#### [INPUT DATA]
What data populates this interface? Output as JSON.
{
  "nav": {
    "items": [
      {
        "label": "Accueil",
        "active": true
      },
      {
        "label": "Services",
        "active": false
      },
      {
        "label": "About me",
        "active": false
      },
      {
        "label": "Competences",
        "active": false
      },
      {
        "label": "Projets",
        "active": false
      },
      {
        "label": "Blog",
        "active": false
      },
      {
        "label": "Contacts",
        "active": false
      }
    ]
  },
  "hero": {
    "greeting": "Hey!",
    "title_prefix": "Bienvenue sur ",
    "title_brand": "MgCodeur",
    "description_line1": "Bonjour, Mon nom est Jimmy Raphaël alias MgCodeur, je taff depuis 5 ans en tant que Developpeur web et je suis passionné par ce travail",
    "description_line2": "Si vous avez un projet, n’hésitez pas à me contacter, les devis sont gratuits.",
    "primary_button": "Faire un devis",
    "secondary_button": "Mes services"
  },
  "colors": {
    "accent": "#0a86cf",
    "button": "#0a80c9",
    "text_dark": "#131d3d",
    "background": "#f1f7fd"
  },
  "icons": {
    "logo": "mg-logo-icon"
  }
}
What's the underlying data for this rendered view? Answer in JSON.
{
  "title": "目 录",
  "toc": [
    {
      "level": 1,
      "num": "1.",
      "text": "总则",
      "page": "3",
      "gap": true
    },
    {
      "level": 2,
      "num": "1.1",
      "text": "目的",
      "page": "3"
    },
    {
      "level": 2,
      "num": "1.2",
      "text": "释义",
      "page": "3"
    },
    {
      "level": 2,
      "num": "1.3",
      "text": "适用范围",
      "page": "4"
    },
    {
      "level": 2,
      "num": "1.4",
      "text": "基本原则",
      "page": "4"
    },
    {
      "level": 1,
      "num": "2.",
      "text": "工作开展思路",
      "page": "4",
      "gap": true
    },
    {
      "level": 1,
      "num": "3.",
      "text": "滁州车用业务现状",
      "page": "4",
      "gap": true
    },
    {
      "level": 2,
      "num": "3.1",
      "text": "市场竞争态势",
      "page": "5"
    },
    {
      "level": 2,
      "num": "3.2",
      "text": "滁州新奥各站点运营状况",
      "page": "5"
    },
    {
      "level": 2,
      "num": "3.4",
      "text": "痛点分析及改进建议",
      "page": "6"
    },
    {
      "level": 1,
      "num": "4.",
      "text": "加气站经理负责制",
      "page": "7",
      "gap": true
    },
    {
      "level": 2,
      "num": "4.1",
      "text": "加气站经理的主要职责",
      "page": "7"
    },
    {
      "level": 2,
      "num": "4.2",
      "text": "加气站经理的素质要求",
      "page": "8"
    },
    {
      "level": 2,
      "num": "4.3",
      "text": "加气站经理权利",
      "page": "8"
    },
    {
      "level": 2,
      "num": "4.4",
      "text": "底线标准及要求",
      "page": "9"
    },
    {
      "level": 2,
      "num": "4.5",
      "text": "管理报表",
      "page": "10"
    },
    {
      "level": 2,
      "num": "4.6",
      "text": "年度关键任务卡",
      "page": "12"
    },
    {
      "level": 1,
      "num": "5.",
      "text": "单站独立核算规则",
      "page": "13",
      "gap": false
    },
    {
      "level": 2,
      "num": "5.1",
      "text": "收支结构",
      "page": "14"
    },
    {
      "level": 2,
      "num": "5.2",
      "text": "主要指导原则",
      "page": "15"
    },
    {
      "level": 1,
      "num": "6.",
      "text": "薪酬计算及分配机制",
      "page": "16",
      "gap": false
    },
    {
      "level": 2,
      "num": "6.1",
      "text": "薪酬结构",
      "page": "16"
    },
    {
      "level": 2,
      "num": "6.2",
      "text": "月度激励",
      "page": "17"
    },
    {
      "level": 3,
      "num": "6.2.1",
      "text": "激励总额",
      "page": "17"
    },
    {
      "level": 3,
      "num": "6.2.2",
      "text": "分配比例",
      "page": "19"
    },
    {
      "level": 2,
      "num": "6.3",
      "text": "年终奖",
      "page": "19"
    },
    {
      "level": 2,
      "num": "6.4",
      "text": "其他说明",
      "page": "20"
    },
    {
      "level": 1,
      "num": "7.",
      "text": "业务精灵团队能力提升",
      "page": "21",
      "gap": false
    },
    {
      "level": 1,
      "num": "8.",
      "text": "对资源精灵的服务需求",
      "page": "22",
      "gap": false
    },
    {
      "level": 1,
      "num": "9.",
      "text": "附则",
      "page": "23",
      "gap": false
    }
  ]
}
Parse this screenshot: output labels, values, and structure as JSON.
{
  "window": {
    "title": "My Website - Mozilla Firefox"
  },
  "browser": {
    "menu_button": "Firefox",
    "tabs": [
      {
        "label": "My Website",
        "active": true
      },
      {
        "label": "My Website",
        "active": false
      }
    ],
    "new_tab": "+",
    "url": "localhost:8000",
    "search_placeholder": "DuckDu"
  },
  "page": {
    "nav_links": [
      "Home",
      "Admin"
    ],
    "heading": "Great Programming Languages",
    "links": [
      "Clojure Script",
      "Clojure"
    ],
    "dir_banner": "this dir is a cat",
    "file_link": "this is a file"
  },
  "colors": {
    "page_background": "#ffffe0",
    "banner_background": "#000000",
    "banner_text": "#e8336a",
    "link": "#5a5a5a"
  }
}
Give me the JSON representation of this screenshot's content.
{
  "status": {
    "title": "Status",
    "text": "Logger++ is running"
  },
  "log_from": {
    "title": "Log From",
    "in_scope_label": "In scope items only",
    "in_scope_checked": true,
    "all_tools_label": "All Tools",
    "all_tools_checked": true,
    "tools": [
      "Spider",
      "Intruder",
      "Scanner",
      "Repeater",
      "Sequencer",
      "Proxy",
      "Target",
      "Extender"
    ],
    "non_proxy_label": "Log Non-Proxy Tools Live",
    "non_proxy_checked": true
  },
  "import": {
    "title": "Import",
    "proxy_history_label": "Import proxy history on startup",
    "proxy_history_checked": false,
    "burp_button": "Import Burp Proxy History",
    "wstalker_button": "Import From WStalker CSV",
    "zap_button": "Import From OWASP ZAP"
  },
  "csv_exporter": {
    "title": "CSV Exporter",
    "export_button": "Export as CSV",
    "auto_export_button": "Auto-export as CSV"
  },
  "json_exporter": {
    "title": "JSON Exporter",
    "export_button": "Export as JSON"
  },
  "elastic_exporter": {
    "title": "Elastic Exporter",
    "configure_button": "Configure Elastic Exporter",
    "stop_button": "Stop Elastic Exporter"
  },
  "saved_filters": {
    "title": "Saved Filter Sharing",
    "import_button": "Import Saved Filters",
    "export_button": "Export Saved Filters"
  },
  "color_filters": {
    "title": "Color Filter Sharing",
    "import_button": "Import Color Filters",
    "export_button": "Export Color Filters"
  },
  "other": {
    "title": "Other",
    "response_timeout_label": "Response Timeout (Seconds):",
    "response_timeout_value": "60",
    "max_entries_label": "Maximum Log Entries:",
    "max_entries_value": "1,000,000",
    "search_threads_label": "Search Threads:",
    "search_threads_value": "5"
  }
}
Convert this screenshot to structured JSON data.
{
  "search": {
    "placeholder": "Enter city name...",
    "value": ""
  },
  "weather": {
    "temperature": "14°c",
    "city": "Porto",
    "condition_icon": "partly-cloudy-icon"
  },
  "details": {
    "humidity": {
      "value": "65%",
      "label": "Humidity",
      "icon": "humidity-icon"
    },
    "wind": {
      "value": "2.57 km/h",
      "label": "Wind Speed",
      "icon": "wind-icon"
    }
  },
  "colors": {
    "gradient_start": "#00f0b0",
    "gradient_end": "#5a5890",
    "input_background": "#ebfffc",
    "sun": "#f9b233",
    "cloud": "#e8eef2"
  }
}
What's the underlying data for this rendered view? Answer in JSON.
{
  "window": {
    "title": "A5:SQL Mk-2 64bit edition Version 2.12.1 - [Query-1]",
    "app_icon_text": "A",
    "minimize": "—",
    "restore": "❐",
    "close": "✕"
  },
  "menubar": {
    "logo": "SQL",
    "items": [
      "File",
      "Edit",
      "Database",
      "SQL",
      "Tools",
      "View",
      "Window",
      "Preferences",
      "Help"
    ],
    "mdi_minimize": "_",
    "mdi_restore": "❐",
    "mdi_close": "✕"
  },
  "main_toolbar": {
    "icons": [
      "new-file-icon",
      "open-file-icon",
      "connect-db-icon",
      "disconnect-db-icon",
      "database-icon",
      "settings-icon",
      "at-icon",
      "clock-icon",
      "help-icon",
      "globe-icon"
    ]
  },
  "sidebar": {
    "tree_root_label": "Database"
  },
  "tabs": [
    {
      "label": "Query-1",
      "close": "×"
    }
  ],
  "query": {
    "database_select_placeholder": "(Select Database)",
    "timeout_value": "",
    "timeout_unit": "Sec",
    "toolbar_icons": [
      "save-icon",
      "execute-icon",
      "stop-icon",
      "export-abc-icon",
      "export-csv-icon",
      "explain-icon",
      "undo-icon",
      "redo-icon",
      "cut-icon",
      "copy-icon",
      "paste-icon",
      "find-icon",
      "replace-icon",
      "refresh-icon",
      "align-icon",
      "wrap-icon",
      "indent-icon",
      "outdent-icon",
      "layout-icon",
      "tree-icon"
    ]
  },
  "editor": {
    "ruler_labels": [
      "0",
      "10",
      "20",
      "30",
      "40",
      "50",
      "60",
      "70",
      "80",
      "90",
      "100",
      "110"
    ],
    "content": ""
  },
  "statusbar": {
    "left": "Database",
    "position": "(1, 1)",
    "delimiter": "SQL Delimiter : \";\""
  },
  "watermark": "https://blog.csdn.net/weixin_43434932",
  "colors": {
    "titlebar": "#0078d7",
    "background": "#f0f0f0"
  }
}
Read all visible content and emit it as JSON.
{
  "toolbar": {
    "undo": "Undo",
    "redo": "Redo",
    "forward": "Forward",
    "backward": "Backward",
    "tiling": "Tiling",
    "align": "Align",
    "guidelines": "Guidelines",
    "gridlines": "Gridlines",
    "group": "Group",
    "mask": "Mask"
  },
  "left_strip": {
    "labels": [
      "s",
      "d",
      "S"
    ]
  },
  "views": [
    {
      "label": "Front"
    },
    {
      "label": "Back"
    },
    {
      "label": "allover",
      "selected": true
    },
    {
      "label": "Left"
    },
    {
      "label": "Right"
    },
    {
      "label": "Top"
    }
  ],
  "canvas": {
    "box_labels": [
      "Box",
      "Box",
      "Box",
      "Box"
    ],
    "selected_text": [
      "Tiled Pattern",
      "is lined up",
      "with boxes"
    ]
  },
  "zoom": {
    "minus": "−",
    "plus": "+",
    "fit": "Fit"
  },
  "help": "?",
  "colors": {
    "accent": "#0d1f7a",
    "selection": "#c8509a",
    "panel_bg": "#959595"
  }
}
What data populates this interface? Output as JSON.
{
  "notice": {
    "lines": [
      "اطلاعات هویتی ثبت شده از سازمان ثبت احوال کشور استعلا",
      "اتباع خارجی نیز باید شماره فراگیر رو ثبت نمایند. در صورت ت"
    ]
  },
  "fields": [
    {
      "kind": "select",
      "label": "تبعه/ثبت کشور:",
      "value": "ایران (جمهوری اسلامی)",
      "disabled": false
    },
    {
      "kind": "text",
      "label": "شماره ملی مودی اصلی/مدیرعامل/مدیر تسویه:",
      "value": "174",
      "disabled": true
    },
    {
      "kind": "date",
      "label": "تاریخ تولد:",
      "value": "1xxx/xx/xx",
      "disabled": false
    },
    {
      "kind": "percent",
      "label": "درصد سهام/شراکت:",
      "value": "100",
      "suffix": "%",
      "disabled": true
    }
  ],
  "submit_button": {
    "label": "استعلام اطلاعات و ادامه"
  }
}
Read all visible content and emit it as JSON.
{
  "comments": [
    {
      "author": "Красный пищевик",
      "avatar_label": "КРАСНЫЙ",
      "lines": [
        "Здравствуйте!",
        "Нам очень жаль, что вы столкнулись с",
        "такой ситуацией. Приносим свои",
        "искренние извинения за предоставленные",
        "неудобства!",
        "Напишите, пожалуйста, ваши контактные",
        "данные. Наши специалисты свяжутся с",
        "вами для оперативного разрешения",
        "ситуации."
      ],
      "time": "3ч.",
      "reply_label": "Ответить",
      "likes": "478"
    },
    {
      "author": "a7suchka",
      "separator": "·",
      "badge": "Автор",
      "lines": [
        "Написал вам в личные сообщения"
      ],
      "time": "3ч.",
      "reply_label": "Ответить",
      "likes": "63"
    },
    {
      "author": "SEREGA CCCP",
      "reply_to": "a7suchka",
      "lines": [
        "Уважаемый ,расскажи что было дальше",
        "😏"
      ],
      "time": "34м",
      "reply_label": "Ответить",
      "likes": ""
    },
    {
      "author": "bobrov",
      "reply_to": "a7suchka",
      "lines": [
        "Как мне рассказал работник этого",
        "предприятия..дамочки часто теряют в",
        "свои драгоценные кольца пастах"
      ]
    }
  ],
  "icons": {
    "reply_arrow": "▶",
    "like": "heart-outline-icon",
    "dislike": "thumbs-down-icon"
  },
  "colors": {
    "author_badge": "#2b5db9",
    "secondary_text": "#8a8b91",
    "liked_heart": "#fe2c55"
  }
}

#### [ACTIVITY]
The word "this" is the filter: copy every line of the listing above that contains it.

#### [SOLUTION]
What data populates this interface? Output as JSON.
What's the underlying data for this rendered view? Answer in JSON.
Parse this screenshot: output labels, values, and structure as JSON.
    "dir_banner": "this dir is a cat",
    "file_link": "this is a file"
Give me the JSON representation of this screenshot's content.
Convert this screenshot to structured JSON data.
What's the underlying data for this rendered view? Answer in JSON.
What data populates this interface? Output as JSON.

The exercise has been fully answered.